Top of Records for processing

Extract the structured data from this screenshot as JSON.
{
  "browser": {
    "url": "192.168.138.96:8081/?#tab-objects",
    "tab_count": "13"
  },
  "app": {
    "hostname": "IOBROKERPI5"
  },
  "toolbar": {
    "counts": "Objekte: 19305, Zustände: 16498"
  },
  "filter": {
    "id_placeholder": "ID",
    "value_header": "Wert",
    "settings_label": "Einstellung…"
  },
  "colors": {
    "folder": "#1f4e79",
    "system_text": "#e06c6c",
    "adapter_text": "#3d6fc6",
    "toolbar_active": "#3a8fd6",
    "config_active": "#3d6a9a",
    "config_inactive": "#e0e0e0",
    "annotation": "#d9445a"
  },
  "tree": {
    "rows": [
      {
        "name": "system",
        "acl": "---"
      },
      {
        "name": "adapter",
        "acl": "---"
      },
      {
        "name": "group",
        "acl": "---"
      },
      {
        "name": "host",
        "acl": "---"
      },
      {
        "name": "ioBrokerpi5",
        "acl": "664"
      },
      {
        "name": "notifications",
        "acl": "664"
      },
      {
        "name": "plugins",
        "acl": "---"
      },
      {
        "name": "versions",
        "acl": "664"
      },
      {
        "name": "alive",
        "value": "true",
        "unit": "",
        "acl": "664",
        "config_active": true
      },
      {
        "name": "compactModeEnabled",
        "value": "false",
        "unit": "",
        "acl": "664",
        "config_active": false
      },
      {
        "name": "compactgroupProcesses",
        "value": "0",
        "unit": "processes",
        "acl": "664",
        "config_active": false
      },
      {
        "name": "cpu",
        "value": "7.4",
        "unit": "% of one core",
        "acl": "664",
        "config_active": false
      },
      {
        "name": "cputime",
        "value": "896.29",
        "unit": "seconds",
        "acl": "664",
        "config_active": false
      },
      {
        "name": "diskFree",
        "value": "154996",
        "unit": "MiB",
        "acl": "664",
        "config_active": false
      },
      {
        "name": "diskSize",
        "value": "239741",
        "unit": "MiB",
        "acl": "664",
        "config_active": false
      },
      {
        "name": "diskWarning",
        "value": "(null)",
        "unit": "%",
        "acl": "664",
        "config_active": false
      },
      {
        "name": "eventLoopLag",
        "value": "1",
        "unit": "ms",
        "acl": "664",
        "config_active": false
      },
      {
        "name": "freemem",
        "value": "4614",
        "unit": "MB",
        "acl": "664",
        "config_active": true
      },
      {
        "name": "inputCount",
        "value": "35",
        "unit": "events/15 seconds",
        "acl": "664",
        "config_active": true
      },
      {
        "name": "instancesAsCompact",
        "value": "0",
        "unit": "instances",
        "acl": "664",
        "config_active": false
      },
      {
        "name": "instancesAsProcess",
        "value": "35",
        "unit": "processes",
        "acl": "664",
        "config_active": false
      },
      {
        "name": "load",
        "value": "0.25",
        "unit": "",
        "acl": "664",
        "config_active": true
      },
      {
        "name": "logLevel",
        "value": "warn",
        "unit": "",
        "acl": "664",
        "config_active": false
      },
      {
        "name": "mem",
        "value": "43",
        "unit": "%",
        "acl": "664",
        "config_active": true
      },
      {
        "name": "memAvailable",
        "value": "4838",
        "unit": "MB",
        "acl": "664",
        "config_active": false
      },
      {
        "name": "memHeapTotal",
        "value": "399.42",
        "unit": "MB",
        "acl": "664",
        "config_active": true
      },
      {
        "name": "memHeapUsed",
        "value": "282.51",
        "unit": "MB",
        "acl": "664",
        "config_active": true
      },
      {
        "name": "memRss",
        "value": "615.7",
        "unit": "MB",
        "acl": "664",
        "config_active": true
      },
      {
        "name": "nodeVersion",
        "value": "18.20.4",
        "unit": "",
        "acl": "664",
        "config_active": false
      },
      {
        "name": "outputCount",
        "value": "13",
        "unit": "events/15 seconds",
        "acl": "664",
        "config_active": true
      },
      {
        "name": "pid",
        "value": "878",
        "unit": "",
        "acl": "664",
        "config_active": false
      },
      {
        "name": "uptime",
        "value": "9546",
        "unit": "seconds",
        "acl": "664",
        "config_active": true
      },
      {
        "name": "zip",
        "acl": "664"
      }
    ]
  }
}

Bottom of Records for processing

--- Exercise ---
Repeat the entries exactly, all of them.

--- Task result ---
Extract the structured data from this screenshot as JSON.
{
  "browser": {
    "url": "192.168.138.96:8081/?#tab-objects",
    "tab_count": "13"
  },
  "app": {
    "hostname": "IOBROKERPI5"
  },
  "toolbar": {
    "counts": "Objekte: 19305, Zustände: 16498"
  },
  "filter": {
    "id_placeholder": "ID",
    "value_header": "Wert",
    "settings_label": "Einstellung…"
  },
  "colors": {
    "folder": "#1f4e79",
    "system_text": "#e06c6c",
    "adapter_text": "#3d6fc6",
    "toolbar_active": "#3a8fd6",
    "config_active": "#3d6a9a",
    "config_inactive": "#e0e0e0",
    "annotation": "#d9445a"
  },
  "tree": {
    "rows": [
      {
        "name": "system",
        "acl": "---"
      },
      {
        "name": "adapter",
        "acl": "---"
      },
      {
        "name": "group",
        "acl": "---"
      },
      {
        "name": "host",
        "acl": "---"
      },
      {
        "name": "ioBrokerpi5",
        "acl": "664"
      },
      {
        "name": "notifications",
        "acl": "664"
      },
      {
        "name": "plugins",
        "acl": "---"
      },
      {
        "name": "versions",
        "acl": "664"
      },
      {
        "name": "alive",
        "value": "true",
        "unit": "",
        "acl": "664",
        "config_active": true
      },
      {
        "name": "compactModeEnabled",
        "value": "false",
        "unit": "",
        "acl": "664",
        "config_active": false
      },
      {
        "name": "compactgroupProcesses",
        "value": "0",
        "unit": "processes",
        "acl": "664",
        "config_active": false
      },
      {
        "name": "cpu",
        "value": "7.4",
        "unit": "% of one core",
        "acl": "664",
        "config_active": false
      },
      {
        "name": "cputime",
        "value": "896.29",
        "unit": "seconds",
        "acl": "664",
        "config_active": false
      },
      {
        "name": "diskFree",
        "value": "154996",
        "unit": "MiB",
        "acl": "664",
        "config_active": false
      },
      {
        "name": "diskSize",
        "value": "239741",
        "unit": "MiB",
        "acl": "664",
        "config_active": false
      },
      {
        "name": "diskWarning",
        "value": "(null)",
        "unit": "%",
        "acl": "664",
        "config_active": false
      },
      {
        "name": "eventLoopLag",
        "value": "1",
        "unit": "ms",
        "acl": "664",
        "config_active": false
      },
      {
        "name": "freemem",
        "value": "4614",
        "unit": "MB",
        "acl": "664",
        "config_active": true
      },
      {
        "name": "inputCount",
        "value": "35",
        "unit": "events/15 seconds",
        "acl": "664",
        "config_active": true
      },
      {
        "name": "instancesAsCompact",
        "value": "0",
        "unit": "instances",
        "acl": "664",
        "config_active": false
      },
      {
        "name": "instancesAsProcess",
        "value": "35",
        "unit": "processes",
        "acl": "664",
        "config_active": false
      },
      {
        "name": "load",
        "value": "0.25",
        "unit": "",
        "acl": "664",
        "config_active": true
      },
      {
        "name": "logLevel",
        "value": "warn",
        "unit": "",
        "acl": "664",
        "config_active": false
      },
      {
        "name": "mem",
        "value": "43",
        "unit": "%",
        "acl": "664",
        "config_active": true
      },
      {
        "name": "memAvailable",
        "value": "4838",
        "unit": "MB",
        "acl": "664",
        "config_active": false
      },
      {
        "name": "memHeapTotal",
        "value": "399.42",
        "unit": "MB",
        "acl": "664",
        "config_active": true
      },
      {
        "name": "memHeapUsed",
        "value": "282.51",
        "unit": "MB",
        "acl": "664",
        "config_active": true
      },
      {
        "name": "memRss",
        "value": "615.7",
        "unit": "MB",
        "acl": "664",
        "config_active": true
      },
      {
        "name": "nodeVersion",
        "value": "18.20.4",
        "unit": "",
        "acl": "664",
        "config_active": false
      },
      {
        "name": "outputCount",
        "value": "13",
        "unit": "events/15 seconds",
        "acl": "664",
        "config_active": true
      },
      {
        "name": "pid",
        "value": "878",
        "unit": "",
        "acl": "664",
        "config_active": false
      },
      {
        "name": "uptime",
        "value": "9546",
        "unit": "seconds",
        "acl": "664",
        "config_active": true
      },
      {
        "name": "zip",
        "acl": "664"
      }
    ]
  }
}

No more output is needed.